As far as teaching in the pool, this was my first time, and it was a bit difficult. I know the girls enjoyed what we did, but It wasnt much teaching. Hopefully next week they will participate in my activities, and Ill have an incentive at the end for them if they did well.

All in all week one went well and Im excited for the rest of the weeks to come!

Wednesday, September 14, 2011

Similarities in Class

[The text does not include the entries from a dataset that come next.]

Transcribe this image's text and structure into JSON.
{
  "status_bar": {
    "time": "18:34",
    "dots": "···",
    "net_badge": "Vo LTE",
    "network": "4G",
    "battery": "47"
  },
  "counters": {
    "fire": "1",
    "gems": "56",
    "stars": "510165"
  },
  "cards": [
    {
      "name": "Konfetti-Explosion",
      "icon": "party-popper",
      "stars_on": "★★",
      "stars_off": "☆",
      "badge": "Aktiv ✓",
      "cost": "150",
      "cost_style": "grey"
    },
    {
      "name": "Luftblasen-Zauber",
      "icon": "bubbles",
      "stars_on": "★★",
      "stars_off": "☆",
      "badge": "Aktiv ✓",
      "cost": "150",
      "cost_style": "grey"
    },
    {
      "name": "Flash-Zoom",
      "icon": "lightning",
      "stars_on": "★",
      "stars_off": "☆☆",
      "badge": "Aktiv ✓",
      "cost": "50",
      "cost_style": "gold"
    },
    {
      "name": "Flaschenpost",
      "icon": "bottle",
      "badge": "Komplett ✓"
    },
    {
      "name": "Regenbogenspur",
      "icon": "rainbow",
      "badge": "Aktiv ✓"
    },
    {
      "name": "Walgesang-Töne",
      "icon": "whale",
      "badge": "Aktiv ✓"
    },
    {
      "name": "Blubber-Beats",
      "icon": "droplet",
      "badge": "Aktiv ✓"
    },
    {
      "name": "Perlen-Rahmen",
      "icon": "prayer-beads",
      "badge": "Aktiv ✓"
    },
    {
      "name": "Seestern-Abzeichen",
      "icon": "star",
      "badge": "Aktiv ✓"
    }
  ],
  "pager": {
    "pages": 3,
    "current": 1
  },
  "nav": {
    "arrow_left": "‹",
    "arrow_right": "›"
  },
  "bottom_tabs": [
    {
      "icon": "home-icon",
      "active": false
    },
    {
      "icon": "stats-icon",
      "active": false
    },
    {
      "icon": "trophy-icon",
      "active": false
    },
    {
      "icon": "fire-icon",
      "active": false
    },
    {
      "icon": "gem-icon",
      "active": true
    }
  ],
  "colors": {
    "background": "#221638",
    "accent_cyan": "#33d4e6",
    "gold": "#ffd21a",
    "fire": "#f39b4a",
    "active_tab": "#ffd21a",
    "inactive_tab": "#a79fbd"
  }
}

I've noticed in the past few weeks of class that since I am finally in my senior year, all my classes seem to correlate. I am taking Adapted and Statistics, and both of those classes go hand in hand. Im also taking Emotional/Behavioral disorders in Education and that has many similarities to the APE class. I am excited for my senior year to kick off and I know I have a lot more to learn but I'm excited! I feel like this year will prepare me even more than the past three years have. Combining a number of classes and making the connections between them and my past three years of school I feel is very important to my success. I am very excited yet nervous to go into the adapted lab. As of now I don't know what student I have or their abilities. This will be a whole new experience for me, teaching in the pool, and teaching an adapted class. I have great help from my TA's already and my professor, so hopefully all will go smoothly. I also want to work on associating and collaborating with my peers and bouncing ideas off of them. I think it is really important to have students within a class communicate and express their thoughts and beliefs about subjects together. Although these students will be my competition out in the real world, they also will be great to make connections with and come together to make changes in the PE world.